Rev Esp Quimioter 2018; 31(4): 363-366
Seroprevalence of Toxoplasma gondii infection in pregnant women attending antenatal care in southern Ethiopia
JEMAL JULA, GUILLERMO GIRONES, BEYENE EDAO, CHALA DEME, JOSEFINA CEBRIAN, LIDIA BUTRÓN, FRANCISCO REYES, JOSÉ M. RAMOS
Objetives. The aim of the study was to assess the prevalence and possible risk factors of Toxoplasma gondii (toxoplasmosis) infection in pregnant women attending antenatal care at Gambo General Rural Hospital, southern Ethiopia.
Methods. Hospital-based, prospective cross-sectional study. We collected 401 serum samples from September 1 to October 30, 2015, along with sociodemographic data and data on potential risk factors, using a simple random sampling technique.

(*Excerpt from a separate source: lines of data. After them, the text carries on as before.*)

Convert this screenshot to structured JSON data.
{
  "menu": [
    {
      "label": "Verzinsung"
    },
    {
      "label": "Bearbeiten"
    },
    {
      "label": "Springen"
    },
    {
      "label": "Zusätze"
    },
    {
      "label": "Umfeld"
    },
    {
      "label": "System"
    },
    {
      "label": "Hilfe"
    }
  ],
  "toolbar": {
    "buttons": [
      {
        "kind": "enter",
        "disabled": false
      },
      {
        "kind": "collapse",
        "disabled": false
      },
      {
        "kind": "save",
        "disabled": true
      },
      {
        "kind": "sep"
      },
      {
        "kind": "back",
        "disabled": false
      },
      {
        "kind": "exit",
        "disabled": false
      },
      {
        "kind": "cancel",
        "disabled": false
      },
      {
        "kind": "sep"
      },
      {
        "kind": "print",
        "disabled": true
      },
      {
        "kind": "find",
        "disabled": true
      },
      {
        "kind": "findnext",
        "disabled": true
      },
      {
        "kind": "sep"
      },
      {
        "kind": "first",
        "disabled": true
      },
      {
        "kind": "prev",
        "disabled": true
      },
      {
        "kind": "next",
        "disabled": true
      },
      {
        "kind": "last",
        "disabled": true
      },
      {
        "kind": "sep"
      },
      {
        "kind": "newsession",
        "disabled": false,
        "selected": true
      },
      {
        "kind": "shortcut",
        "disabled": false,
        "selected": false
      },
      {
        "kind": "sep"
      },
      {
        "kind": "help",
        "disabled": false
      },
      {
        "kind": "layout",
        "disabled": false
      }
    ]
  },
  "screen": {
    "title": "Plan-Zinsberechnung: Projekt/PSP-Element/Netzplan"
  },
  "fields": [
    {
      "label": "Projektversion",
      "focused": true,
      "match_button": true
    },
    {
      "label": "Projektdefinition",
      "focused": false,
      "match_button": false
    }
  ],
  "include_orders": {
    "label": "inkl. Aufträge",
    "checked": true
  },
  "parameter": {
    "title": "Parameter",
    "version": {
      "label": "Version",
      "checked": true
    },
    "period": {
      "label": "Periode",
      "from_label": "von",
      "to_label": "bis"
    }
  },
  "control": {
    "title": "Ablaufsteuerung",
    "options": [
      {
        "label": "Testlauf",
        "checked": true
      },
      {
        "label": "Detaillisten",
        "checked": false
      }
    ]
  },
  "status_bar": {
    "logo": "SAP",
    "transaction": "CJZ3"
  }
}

Results. The overall seroprevalence of T. gondii in pregnant women (mean age 23.1 years) was 23.9% (95% confidence interval [CI] 20.0, 28.3). We did not find any significant risk factors associated with seropositivity in relation with participants’ level of education; occupation; contact with cats; consumption of raw or uncooked meat, vegetables, or milk; or type of flooring (soil versus cement) at home. The women who were aware of the risk of toxoplasma infection on the fetus had fewer T. gondii antibodies. Drinking unsafe water was as-sociated with a higher risk of toxoplasmosis (p = 0.08).

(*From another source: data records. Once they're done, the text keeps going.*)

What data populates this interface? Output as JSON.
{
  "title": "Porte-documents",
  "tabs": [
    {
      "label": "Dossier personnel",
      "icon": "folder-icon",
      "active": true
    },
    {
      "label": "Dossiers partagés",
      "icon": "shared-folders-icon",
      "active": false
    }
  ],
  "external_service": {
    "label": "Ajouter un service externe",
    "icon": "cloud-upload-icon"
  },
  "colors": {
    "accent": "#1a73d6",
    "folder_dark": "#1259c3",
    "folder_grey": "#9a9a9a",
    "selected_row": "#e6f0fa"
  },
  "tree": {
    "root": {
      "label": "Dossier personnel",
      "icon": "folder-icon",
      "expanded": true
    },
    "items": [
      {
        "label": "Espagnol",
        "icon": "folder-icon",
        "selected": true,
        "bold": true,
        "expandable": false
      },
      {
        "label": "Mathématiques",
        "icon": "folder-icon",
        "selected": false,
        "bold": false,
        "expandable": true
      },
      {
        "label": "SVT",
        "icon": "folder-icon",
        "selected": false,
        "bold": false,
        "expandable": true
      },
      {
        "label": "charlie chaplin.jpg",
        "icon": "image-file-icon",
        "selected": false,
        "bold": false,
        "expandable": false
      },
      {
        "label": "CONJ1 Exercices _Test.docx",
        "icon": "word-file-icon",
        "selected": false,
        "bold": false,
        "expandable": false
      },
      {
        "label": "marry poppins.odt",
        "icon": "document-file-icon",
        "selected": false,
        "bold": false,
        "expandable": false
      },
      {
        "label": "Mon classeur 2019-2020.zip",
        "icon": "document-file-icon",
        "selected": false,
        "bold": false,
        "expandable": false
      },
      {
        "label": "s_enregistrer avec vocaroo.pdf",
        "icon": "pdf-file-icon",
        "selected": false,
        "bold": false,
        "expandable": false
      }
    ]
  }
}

Conclusion. The seroprevalence of toxoplasmosis among pregnant women was relatively lower.
Rev Esp Quimioter 2018; 31(4): 363-366 [Full-text PDF]